_Work order_. Your output should be the line that contains "What's the underlying" and all lines after it in the records, retyped exactly through the last one.

*** Opening Exercise input ***

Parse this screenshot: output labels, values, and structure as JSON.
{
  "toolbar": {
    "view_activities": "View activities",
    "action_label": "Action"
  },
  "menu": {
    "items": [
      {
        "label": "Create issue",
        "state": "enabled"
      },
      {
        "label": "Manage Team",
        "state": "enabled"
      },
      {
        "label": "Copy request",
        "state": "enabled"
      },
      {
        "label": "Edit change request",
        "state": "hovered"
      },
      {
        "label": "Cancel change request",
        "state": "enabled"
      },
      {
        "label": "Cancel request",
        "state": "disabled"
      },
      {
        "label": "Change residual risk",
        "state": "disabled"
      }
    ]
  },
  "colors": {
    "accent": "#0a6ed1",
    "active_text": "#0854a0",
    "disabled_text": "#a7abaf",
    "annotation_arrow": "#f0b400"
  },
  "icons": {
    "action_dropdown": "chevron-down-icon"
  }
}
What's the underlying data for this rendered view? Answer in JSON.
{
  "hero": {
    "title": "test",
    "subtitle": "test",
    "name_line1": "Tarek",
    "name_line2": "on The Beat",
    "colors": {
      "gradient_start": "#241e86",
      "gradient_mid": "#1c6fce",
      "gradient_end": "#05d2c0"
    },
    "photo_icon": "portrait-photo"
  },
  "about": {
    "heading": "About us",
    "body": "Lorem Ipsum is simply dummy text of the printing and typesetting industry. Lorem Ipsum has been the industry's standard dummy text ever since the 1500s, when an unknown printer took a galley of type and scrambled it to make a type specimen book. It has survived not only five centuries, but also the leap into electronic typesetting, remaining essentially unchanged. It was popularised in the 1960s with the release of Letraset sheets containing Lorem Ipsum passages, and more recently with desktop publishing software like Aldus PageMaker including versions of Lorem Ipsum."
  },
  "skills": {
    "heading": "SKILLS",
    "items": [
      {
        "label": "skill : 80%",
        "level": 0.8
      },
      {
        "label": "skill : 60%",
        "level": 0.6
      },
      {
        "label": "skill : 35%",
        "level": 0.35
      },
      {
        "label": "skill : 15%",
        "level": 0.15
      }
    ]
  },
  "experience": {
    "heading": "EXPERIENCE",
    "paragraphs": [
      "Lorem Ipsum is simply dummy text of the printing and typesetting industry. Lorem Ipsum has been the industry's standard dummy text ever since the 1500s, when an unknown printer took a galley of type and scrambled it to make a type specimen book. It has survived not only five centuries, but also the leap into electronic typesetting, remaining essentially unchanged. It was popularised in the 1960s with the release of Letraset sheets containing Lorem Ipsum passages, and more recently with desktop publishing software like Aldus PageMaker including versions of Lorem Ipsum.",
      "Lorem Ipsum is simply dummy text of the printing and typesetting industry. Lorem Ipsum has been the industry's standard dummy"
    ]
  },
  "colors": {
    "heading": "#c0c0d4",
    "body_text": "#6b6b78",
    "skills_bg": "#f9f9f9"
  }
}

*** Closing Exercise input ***

_The answer_.
What's the underlying data for this rendered view? Answer in JSON.
{
  "hero": {
    "title": "test",
    "subtitle": "test",
    "name_line1": "Tarek",
    "name_line2": "on The Beat",
    "colors": {
      "gradient_start": "#241e86",
      "gradient_mid": "#1c6fce",
      "gradient_end": "#05d2c0"
    },
    "photo_icon": "portrait-photo"
  },
  "about": {
    "heading": "About us",
    "body": "Lorem Ipsum is simply dummy text of the printing and typesetting industry. Lorem Ipsum has been the industry's standard dummy text ever since the 1500s, when an unknown printer took a galley of type and scrambled it to make a type specimen book. It has survived not only five centuries, but also the leap into electronic typesetting, remaining essentially unchanged. It was popularised in the 1960s with the release of Letraset sheets containing Lorem Ipsum passages, and more recently with desktop publishing software like Aldus PageMaker including versions of Lorem Ipsum."
  },
  "skills": {
    "heading": "SKILLS",
    "items": [
      {
        "label": "skill : 80%",
        "level": 0.8
      },
      {
        "label": "skill : 60%",
        "level": 0.6
      },
      {
        "label": "skill : 35%",
        "level": 0.35
      },
      {
        "label": "skill : 15%",
        "level": 0.15
      }
    ]
  },
  "experience": {
    "heading": "EXPERIENCE",
    "paragraphs": [
      "Lorem Ipsum is simply dummy text of the printing and typesetting industry. Lorem Ipsum has been the industry's standard dummy text ever since the 1500s, when an unknown printer took a galley of type and scrambled it to make a type specimen book. It has survived not only five centuries, but also the leap into electronic typesetting, remaining essentially unchanged. It was popularised in the 1960s with the release of Letraset sheets containing Lorem Ipsum passages, and more recently with desktop publishing software like Aldus PageMaker including versions of Lorem Ipsum.",
      "Lorem Ipsum is simply dummy text of the printing and typesetting industry. Lorem Ipsum has been the industry's standard dummy"
    ]
  },
  "colors": {
    "heading": "#c0c0d4",
    "body_text": "#6b6b78",
    "skills_bg": "#f9f9f9"
  }
}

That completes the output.